Students at the Columbia Film School, who are students of color, often face higher tuition costs than students at other schools because the schools tend to recruit students with less experience, said Jennifer Meehan, a senior vice president at the Association for Film and Video Education.
The cost of tuition is just one of the factors students consider when deciding whether to go to a film program, she said.
Columbia’s budget is based on its students’ ability to pay, but other factors like financial aid are equally important.
The new rule, Meegan said, “is going to have a very real impact on what’s going to happen to students who go to film school.
That’s the kind of thing that needs to be addressed.”
Columbia has said that it will continue to offer tuition waivers to students with debt, but that will be contingent on the university meeting its obligations under federal law to eliminate or reduce the student debt burden.
And students who choose not to repay their loans in full will be forced to repay them.
Columbia did not immediately respond to a request for comment on whether it plans to offer student debt forgiveness to students.
The Columbia Film and TV School is among the largest in the country, with more than 2,500 students enrolled in more than 600 film schools around the country.
But it was forced to cut back on its costs last year as students started to leave the program, as the school’s debt load ballooned.
Its budget is expected to shrink this year as it seeks to make up for the loss of students who opted to leave.

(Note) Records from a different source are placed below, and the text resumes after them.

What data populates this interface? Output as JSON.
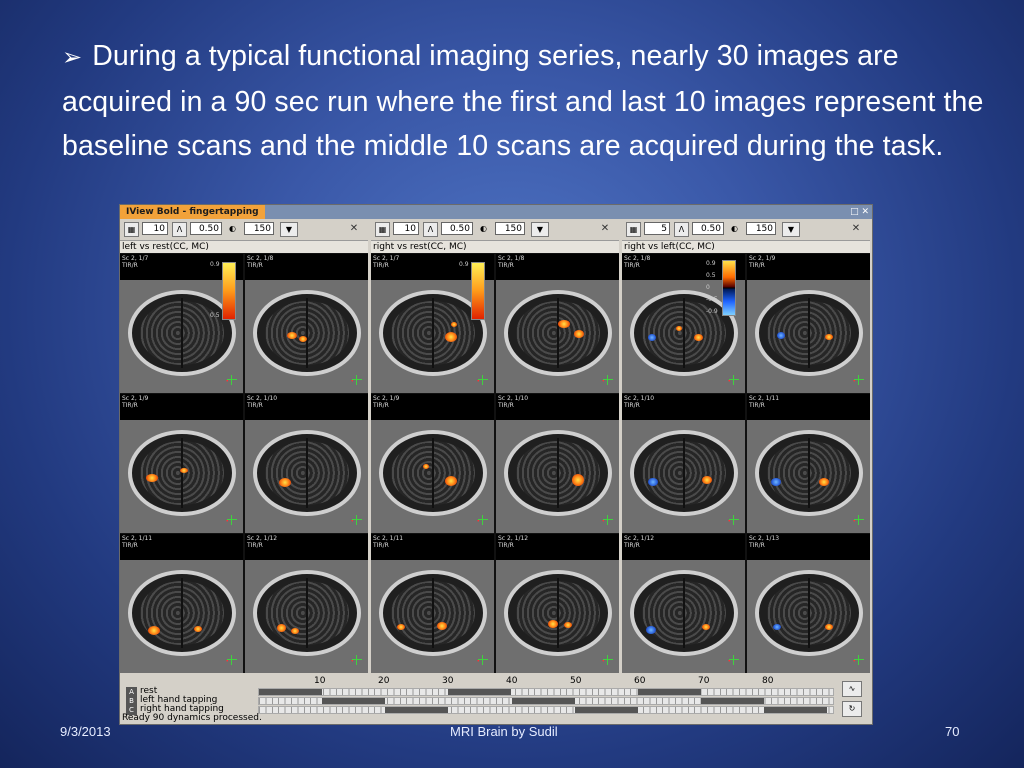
{
  "slide": {
    "bullet_text": "During a typical functional imaging series, nearly 30 images are acquired in a 90 sec run where the first and last 10 images represent the baseline scans and the middle 10 scans are acquired during the task.",
    "footer_date": "9/3/2013",
    "footer_title": "MRI Brain by Sudil",
    "footer_page": "70"
  },
  "app": {
    "title": "IView Bold - fingertapping",
    "panels": [
      {
        "label": "left vs rest(CC, MC)",
        "field1": "10",
        "field2": "0.50",
        "field3": "150",
        "cells": [
          "Sc 2, 1/7",
          "Sc 2, 1/8",
          "Sc 2, 1/9",
          "Sc 2, 1/10",
          "Sc 2, 1/11",
          "Sc 2, 1/12"
        ],
        "scale_top": "0.9",
        "scale_bottom": "0.5"
      },
      {
        "label": "right vs rest(CC, MC)",
        "field1": "10",
        "field2": "0.50",
        "field3": "150",
        "cells": [
          "Sc 2, 1/7",
          "Sc 2, 1/8",
          "Sc 2, 1/9",
          "Sc 2, 1/10",
          "Sc 2, 1/11",
          "Sc 2, 1/12"
        ],
        "scale_top": "0.9",
        "scale_bottom": ""
      },
      {
        "label": "right vs left(CC, MC)",
        "field1": "5",
        "field2": "0.50",
        "field3": "150",
        "cells": [
          "Sc 2, 1/8",
          "Sc 2, 1/9",
          "Sc 2, 1/10",
          "Sc 2, 1/11",
          "Sc 2, 1/12",
          "Sc 2, 1/13"
        ],
        "scale_labels": [
          "0.9",
          "0.5",
          "0",
          "-0.5",
          "-0.9"
        ]
      }
    ],
    "cell_sublabel": "TIR/R",
    "timeline": {
      "ticks": [
        "10",
        "20",
        "30",
        "40",
        "50",
        "60",
        "70",
        "80"
      ],
      "rows": [
        {
          "key": "A",
          "name": "rest"
        },
        {
          "key": "B",
          "name": "left hand tapping"
        },
        {
          "key": "C",
          "name": "right hand tapping"
        }
      ]
    },
    "status": "Ready  90 dynamics processed."
  }
}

In March, Columbia agreed to pay $9 million to settle a lawsuit filed by the American Civil Liberties Union of California and the Los Angeles Civil Liberties Association, who